Many autistic children and adults are put through intense waiting lists and assessments to be sent on their way with a letter confirming diagnosis. Many of these newly diagnosed adults, children and their families aren’t signposted to places in which they can begin to learn and understand about themselves or a loved one and feel lost and confused. Many aren’t even able to access services like speech therapy, or occupational therapy because of the barriers to services due to funding. We need to teach children about autism and other disabilities to bridge that gap in understanding thus leading to acceptance and inclusion of ALL people.

What better way to begin this journey than by teaching children from the outset that disabilities, autism, or other conditions aren’t abnormal. That when they meet someone outside of their “typical understanding of neurology” it’s okay. They are human, a person just like them and although they may see, do and understand things a little differently, they all want the same thing. A happy and healthy childhood where they can help each other grow and flourish into the most accepting, understanding, Neurodiverse generation that we have ever seen.

1. Encouraging your children to read simple explanatory stories about some of the difficulties these children face whilst young is important because their brains are still developing. Children soak up information and together with learning through direct experiences will enable them to build the foundations upon which to build positive relationships with their peers.

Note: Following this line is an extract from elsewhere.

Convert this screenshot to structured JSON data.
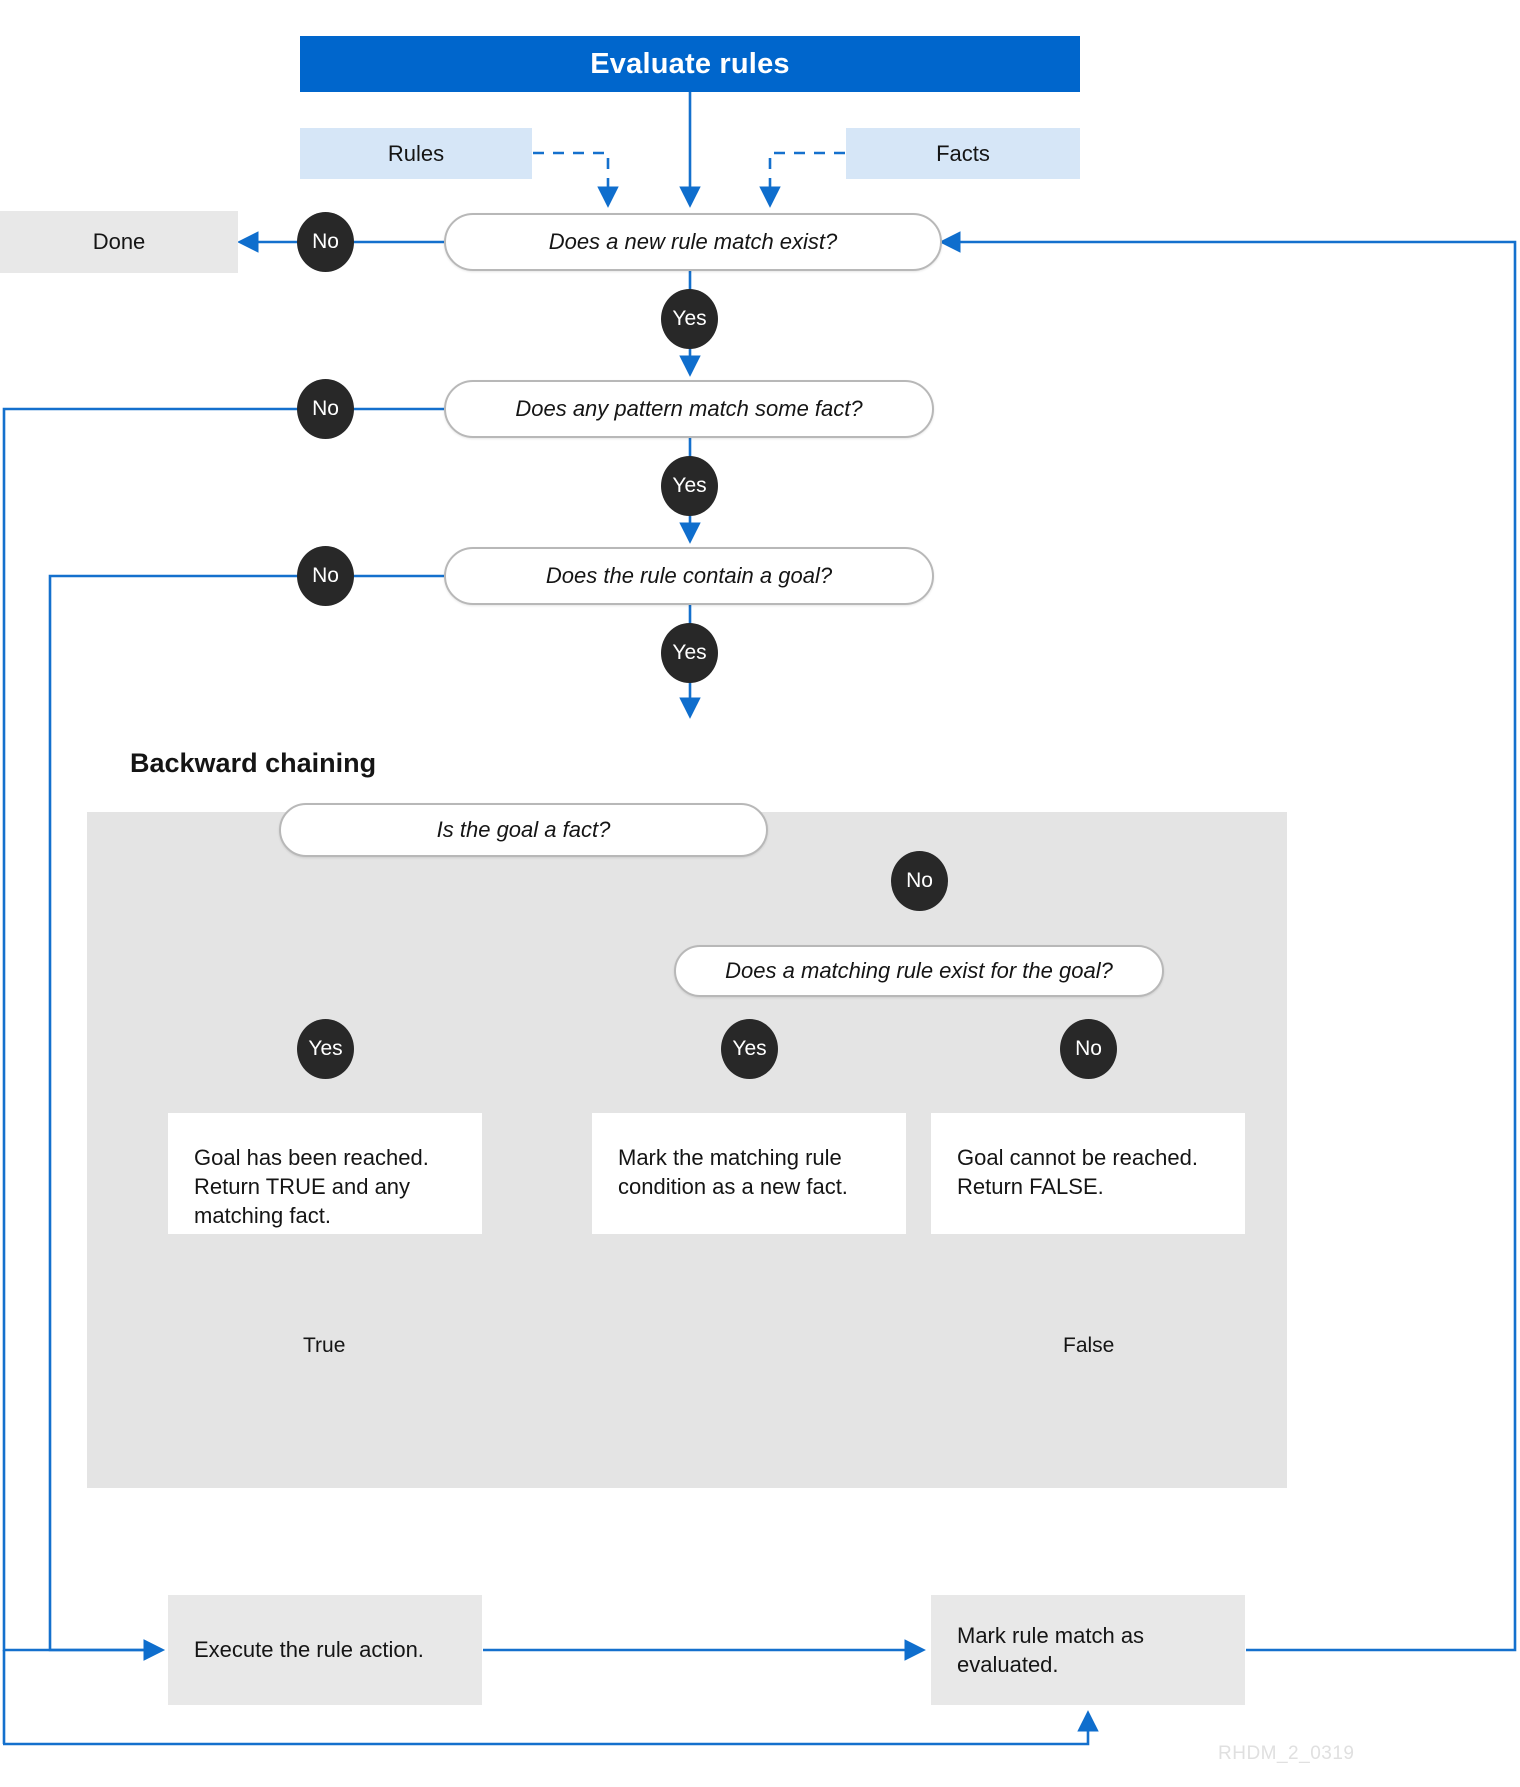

2. Supporting Autistics in the school environment is extremely important. Autistic people do not want someone changing their own neurology but someone who is supportive and understanding who can help them create acceptance. If young people are introduced to the differences in neurology in nurturing ways they will be way more likely to not only use this knowledge as they grow, to support people and peers close to them but to also pass their knowledge down like a chain reaction becoming the positive role models that the world needs in order for neurodivergent to become the norm.

3. They deserve to understand themselves. Their Neurology is fundamental to their identity, their very being and to be denied that is to encourage them to suppress, to be permanently confused and traumatised. Your child deserves to know why the world is a place that makes their life so hard, simply because the world doesn't understand them and wants them to be ‘normal' The more they understand themselves and self-accept, the stronger they will be, the more able to say "No."

This is who they are. Why would you deny them who they are? - Kieran Rose - The Autistic Advocate

Jodie Isitt is an author who writes gentle, inspiring stories for young children so they can understand diversity and disabilities. As the mother of three children who all with autism and additional needs, Jodie is using storytelling to help develop other children’s understanding of what it is like to live with autism and anxiety. You can find out more at Autism with Love and Jodie currently has a Kickstart campaign to raise £6,000 for her next book, Lola's Wobbly Lunchtime, and you can help HERE.